Fedora Badges

Fedora Badges is a fun website built to recognize contributors to the Fedora Project, help new and existing Fedora contributors find different ways to get involved, and encourage the improvement of Fedora's infrastructure.

Fedora Badges

How does Badges work?

It's really easy! Just sign in to Badges with your Fedora account, and you'll see you have at least one badge right away. Congratulations - you're a Badger! If you participate in Fedora in any way, you'll probably notice Badges popping up on your profile as you go about your business, though sadly we don't cover every area of Fedora yet - we're doing our best to make sure we reward as many forms of participation as we can!

Want to see how your badge collection compares with others? Check the Leaderboard. Jonesing for more badges? You can check the Badge index to see all the badges and get to work on your collection! Click on a badge to see how to get it - but we intentionally didn't spell it all out exactly. Part of the fun is figuring it out!

Another cool thing: the Badges site is mobile-optimized, so you can easily keep track of your badges on the go!

Why don't I have all the Badges I should?

There are a few reasons why unfortunately you might not get some badges you would expect to receive. First of all, the infrastructure that underlies Badges has only been running since late 2012 (and some pieces since early 2013), and so for many Badges, we can't take contributions from before those dates into account. We're really sorry. We wish we could. We've filed a ticket requesting someone build us a time machine; logically speaking, though, if it was going to be closed, it would've been closed immediately...

Secondly, in the case of some badges, you need to perform one action after signing up for Badges, to sort of 'prime the pump' (this is not really how it works. No pumps are involved. We've checked.) The Curious Penguin (Ask Fedora II) Badge, for instance, requires you to ask or answer ten questions at Ask Fedora. When you first join Badges, even if you've already done this, you won't see the badge - but as soon as you ask or answer just one more question, you'll get it.

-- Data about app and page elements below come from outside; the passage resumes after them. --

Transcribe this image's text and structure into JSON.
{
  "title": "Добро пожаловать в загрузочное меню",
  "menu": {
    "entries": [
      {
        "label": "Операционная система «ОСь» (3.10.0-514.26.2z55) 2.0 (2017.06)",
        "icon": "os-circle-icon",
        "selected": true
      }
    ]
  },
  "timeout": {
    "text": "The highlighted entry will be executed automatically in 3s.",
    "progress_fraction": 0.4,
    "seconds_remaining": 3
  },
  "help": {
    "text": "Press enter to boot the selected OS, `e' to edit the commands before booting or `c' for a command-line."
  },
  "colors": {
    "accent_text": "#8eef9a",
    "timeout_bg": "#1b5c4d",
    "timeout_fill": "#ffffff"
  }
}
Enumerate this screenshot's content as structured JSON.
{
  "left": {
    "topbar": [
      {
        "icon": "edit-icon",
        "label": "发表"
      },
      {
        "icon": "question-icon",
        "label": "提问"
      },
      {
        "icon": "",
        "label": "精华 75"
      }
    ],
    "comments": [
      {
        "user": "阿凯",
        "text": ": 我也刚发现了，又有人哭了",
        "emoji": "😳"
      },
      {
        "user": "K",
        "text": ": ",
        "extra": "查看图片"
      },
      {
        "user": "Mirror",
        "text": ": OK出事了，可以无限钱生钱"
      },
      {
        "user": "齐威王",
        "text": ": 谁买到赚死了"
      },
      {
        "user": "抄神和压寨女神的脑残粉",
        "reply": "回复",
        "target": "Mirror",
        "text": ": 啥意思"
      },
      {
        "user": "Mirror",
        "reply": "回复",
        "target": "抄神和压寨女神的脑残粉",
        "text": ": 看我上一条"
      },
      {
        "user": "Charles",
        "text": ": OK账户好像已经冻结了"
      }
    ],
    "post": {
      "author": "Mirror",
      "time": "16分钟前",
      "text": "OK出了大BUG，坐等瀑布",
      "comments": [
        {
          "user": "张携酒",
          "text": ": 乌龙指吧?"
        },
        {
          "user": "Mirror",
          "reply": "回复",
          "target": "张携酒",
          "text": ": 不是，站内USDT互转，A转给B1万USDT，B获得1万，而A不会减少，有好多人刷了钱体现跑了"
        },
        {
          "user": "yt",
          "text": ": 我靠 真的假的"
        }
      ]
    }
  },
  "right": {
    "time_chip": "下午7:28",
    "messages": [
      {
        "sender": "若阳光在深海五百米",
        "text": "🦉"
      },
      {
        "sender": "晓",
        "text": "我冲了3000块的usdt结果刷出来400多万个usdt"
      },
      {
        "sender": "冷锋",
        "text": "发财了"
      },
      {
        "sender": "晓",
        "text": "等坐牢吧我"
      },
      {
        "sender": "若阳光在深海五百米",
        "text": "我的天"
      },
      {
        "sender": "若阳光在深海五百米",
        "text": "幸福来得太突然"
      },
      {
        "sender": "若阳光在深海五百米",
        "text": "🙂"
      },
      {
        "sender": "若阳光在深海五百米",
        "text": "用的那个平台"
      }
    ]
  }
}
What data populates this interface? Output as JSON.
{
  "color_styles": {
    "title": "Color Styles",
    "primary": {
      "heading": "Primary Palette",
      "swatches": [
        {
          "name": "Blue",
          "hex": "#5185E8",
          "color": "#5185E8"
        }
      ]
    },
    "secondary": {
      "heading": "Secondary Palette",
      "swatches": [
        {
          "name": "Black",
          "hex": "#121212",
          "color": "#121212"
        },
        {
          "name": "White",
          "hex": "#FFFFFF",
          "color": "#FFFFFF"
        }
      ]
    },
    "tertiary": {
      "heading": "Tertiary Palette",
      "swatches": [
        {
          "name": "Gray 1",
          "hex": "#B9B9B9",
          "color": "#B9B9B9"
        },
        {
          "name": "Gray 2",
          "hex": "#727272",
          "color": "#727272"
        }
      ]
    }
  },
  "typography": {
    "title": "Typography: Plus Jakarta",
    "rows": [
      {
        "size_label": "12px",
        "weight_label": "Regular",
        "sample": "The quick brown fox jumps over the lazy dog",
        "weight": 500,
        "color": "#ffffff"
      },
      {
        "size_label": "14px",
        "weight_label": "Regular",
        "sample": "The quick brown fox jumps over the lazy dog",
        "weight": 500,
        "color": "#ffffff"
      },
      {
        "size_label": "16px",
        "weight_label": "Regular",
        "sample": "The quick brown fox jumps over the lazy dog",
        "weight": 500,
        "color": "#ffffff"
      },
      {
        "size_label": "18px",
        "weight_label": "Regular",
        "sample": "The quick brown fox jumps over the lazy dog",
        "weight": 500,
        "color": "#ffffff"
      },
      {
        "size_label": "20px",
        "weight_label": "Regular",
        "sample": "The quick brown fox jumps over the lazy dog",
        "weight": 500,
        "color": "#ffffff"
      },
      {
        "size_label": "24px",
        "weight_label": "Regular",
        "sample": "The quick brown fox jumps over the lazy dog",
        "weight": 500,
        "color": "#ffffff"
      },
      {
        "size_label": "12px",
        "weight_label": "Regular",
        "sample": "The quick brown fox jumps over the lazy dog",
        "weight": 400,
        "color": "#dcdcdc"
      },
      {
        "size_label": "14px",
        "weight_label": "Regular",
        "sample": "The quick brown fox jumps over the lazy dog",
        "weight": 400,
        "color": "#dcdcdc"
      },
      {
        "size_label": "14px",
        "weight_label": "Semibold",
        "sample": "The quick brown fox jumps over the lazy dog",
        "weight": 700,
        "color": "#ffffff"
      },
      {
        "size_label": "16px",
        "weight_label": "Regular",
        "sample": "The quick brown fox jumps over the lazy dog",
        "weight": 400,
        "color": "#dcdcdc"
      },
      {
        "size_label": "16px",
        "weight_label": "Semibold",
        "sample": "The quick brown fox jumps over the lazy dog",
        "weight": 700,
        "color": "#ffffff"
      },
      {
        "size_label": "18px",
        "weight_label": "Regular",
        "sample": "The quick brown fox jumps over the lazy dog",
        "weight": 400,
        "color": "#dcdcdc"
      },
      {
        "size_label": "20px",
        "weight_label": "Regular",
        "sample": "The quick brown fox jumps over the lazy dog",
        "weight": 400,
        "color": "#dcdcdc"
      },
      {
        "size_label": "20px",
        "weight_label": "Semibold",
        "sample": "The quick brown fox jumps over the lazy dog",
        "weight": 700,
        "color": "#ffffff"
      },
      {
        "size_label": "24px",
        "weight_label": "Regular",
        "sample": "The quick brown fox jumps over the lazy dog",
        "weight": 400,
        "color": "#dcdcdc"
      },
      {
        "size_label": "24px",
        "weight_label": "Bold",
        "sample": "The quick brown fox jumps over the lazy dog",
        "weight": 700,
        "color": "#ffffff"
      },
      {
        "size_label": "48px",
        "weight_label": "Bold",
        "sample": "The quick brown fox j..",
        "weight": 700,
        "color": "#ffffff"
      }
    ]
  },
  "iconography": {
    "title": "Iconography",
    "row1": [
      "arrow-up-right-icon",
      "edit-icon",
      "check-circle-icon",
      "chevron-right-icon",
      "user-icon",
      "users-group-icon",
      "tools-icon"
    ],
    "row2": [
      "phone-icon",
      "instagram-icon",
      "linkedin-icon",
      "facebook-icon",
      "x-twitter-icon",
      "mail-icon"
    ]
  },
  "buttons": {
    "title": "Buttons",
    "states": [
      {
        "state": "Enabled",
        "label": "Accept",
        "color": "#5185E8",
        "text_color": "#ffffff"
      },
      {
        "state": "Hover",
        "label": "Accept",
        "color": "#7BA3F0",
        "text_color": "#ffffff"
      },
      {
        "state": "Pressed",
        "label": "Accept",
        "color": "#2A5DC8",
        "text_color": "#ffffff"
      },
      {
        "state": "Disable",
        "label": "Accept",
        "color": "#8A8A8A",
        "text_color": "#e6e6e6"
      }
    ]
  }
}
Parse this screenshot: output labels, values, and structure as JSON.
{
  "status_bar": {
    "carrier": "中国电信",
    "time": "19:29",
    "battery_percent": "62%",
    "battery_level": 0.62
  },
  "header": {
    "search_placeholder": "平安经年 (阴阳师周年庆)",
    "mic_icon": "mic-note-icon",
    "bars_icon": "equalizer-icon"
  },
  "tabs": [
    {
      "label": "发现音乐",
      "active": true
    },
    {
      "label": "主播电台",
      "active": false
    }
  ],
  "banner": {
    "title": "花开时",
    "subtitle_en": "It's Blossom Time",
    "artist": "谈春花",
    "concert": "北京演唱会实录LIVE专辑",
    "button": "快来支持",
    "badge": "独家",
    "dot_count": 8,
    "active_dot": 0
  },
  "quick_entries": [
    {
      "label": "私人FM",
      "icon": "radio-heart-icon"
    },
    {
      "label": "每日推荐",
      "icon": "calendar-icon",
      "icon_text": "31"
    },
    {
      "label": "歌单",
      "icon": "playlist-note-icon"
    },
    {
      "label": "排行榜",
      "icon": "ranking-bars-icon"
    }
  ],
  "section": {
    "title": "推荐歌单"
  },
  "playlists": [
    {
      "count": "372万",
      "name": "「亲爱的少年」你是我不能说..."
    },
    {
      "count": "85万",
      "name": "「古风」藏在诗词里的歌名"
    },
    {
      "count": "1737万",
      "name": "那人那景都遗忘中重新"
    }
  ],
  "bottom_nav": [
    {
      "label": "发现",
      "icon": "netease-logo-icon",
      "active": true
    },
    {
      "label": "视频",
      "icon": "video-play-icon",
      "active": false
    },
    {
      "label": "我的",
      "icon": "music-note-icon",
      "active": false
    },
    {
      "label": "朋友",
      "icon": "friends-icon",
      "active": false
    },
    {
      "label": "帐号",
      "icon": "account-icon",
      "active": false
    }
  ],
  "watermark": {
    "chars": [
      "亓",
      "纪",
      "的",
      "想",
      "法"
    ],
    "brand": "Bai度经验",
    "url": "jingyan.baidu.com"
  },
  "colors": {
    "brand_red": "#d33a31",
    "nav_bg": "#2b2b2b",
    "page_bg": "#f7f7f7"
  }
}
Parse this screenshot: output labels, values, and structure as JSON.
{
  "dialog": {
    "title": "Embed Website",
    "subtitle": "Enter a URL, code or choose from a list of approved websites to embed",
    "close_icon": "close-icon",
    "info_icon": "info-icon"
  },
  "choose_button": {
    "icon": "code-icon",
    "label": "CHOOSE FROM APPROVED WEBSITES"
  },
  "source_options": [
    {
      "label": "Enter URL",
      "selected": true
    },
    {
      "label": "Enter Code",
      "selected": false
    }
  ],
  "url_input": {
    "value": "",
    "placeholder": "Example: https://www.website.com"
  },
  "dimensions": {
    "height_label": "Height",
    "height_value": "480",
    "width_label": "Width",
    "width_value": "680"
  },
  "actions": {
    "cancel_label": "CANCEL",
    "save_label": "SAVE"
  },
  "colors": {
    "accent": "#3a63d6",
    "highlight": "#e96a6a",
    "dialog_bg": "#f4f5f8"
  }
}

A special case of this problem affects Badges awarded for things you did before joining Badges, which you can't really do again - for instance, the Proven Packager badge, which is awarded when you join that group. We run a script to check for and award most of these badges regularly, so just sit back and be a patient Badger and you'll see them soon!

Who made it?

Lots of people have contributed to the frontend and the backend. Various people have also contributed Badge ideas, art and definitions. We hang out in #fedora-apps on freenode, we have a mailing list, and a wiki SIG page.

Can I submit new badge ideas and help build badges?

Yes! We'd love you to! Just head over to the new badge tracker. If you want to submit a new badge idea, take a look at the new badge guide. If you're looking to contribute art or code to a badge, you'll find some useful links on the front page of the site.

Can I help work on the technologies that underlie Badges?

Absolutely! Please join us! Starting at the bottom of the stack:

  • fedmsg is the Fedora message bus that most badges ultimately rely on
  • datanommer pulls every fedmsg message into a database
  • fedbadges is the actual badge awarder
  • tahrir is the frontend you're looking at right now
  • tahrir-api is the API for tahrir

Technical Questions and Details

Once more, with feeling: How does Badges work?

If you mean how does it WORK work, it's pretty cool! Fedora Badges takes advantage of fedmsg (Fedora Infrastructure's Message Bus) and datanommer to determine what kinds of contributions a person is making.

The badge awarding backend daemon, fedbadges, wakes up when it receives a fedmsg event. It compares that message and the history in datanommer against a series of rules. If a contributor matches the criteria described in one of those rules, then they are awarded a badge in real time.

The frontend that you're looking at now is a web application called tahrir. We tried as much as we could to keep Tahrir "brand agnostic", so you can install it, run it on your own platform, and issue badges to your friends! Some assembly required.

How long has the badge awarder been running?

Since August 7th, 2013.

How long has datanommer been storing the fedmsg history?

Since October 16th, 2012 [1].

Why exactly can't badges for events be automatically awarded retrospectively?

First, remember that the badge awarding daemon wakes up in response to new fedmsg events and that it checks the history of fedmsg in order to make determinations about who gets what badge at that moment.

To award that Proven Packager badge, the awarder waits for a message from the Fedora Account System (FAS) indicating that a user has been added to that group. When we receive it, we wake up, verify it, and award the badge.

Since you've been a member of that group for longer than the badge awarder has been running it has never had the occasion to check if you should be awarded the badge. At the time of the launch of Fedora Badges, we've been working around this by manually running a script every few days that doles out these group-based badges to newly-logged-in users. We really should put it in a cronjob to make our lives easier.

Of course, we can't use a simple script to retroactively award badges based on large and complex pre-fedmsg activity like package builds, so many Badgers won't have as many badges for package builds and similar activity as they really ought to. The fedmsg project only started in 2012 and the history only started being tracked in October of that year. Koji events didn't come until much later, until January 2013. So Fedora Badges only knows about your builds since then. Don't be disheartened! There's so much more to hack and do.

There's a tentative plan to write a bigger script that will go back over old Koji logs and so on, generate appropriate fedmsg messages but (of course!) not actually broadcast them, and instead feed them straight into datanommer. That should let us catch up on a lot of old activity.